The music video was shot January 10 and 11, 1985, at Ren-Mar Studios in Hollywood, California, and was directed by Mary Lambert, who worked with Madonna in the videos for "Like a Virgin" and "Borderline". It was produced by Simon Fields with principal photography by Peter Sinclair, editing by Glenn Morgan and choreography by Kenny Ortega. Actor Robert Wuhl appeared in the video's opening. Much of the jewelry is sourced from the collection of Connie Parente, a popular Hollywood jewelry collector. The music video was at the same time an exegesis and a critique of the lyrics and Madonna herself. It was on the set of the video that Madonna met her first husband, actor Sean Penn.
The video opens with two men watching a rush in the screening rooms of a Hollywood studio. On the screen, an actress played by Madonna sings and dances to "Material Girl", dressed like Monroe from "Diamonds Are a Girl's Best Friend". One of the men, played by Carradine, is a director or a producer and is immensely rich. He falls in love with the actress and wants to express his passion for her. He tells his employee, played by Wuhl: "She's [Madonna] fantastic. She could become a star." The employee answered: "She could be. She could be great. She could be a major star." The former then concludes by saying: "She is a star, George." Madonna is in a pink sleeveless gown and has her hair in blond locks ala Monroe. The background is a reconstruction of the Monroe video, complete with staircase, chandeliers and a number of tuxedo clad chorus boys. Madonna dances and sings the song, while she is showered with cash, expensive jewellery, furs and is carried by the men over the stairs. At one time, she alludes herself from the men, by dismissing them with her fan. As the producer tries to impress Madonna, he comes to know that she does not like material things, but rather prefers simple romance. He pretends to be penniless, and brings her hand-cut flowers while paying a poor man a large amount to borrow (or possibly buy) his dirty truck to take her on a date. His plan seems to work, because the final scene shows him and Madonna kissing in the truck in an intimate position.

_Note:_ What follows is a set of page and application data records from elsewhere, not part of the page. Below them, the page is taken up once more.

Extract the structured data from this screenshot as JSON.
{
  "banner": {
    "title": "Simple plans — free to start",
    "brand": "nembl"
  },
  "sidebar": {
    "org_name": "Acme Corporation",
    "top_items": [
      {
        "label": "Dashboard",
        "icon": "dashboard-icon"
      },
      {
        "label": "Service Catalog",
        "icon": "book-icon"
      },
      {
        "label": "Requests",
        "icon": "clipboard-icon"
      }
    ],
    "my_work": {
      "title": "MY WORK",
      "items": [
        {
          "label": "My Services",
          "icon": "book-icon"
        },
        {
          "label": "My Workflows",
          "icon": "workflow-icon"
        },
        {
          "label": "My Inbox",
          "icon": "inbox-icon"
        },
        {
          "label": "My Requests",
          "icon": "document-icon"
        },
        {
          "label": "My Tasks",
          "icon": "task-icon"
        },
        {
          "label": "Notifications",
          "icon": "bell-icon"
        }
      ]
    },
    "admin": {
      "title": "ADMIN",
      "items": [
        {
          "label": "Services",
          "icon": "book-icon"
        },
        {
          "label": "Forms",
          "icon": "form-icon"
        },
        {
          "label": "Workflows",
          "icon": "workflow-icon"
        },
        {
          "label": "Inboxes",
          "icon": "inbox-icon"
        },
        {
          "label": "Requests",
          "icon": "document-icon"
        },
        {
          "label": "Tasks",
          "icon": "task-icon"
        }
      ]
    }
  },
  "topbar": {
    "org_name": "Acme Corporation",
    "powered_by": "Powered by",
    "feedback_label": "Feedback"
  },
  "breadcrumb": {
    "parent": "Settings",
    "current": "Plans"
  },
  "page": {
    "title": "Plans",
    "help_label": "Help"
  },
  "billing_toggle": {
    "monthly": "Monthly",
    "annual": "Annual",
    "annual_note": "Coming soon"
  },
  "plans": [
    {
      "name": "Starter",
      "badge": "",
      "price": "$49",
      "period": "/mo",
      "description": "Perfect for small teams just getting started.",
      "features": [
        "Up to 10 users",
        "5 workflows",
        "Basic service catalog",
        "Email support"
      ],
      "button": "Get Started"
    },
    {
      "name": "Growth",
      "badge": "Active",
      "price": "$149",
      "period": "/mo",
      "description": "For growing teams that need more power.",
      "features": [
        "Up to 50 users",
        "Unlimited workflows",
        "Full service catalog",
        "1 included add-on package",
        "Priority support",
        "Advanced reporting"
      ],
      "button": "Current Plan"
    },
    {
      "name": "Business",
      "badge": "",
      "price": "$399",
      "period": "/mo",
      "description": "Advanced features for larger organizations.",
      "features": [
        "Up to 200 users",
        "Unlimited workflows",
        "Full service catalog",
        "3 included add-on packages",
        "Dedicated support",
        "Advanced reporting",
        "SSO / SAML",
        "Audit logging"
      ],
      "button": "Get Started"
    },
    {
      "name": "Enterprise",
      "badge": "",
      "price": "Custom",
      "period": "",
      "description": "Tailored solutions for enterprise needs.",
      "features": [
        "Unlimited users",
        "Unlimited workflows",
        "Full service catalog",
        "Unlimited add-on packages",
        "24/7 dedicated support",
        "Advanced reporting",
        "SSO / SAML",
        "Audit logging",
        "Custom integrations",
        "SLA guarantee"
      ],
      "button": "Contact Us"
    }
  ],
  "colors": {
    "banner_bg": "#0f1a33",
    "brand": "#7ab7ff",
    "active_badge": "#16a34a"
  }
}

It was in the video of "Material Girl" that Madonna began to accept and utilize herself being compared to Monroe. However, she established a safe distance from those comparisons and developed inside the same pastiche. Details like the usage of different gloves or different fans in the video brought forth the connections between these women, but Madonna alluded to herself in subtle ways. The fan in Monroe's hand for the original video was an iconography of the Sudarshana Chakra (wheel) held by the Indian God Vishnu. Scholar Georges-Claude Guilbert, who wrote Madonna as postmodern myth: how one star's self-construction rewrites sex, said that the fan symbolized fiery desire aroused by Monroe as well as ritual sacrifice, eerily foreshadowing her untimely death in 1962. Madonna's fan, which appeared at the end of the video, signified that Madonna – while paying her tribute to Monroe – was signaling that she had no intention of being a victim like her, and that she was on the path of becoming a feminist post-modern myth. Author Nicholas Cook commented that the video promoted Madonna's identity as the song suggested, with the purpose of shifting "Madonna's image from that of a disco-bimbo to authentic star." Lisa A. Lewis, author of Gender, Politics and MTV said that with the video, Madonna achieved the rare distinction of being accepted as a literature medium by the music authors. "Material Girl" was nominated for best female video at the 1985 MTV Video Music Awards but lost to Tina Turner's "What's Love Got to Do with It". The video was ranked at position 54 on VH1's 100 Greatest Videos.(Wiki)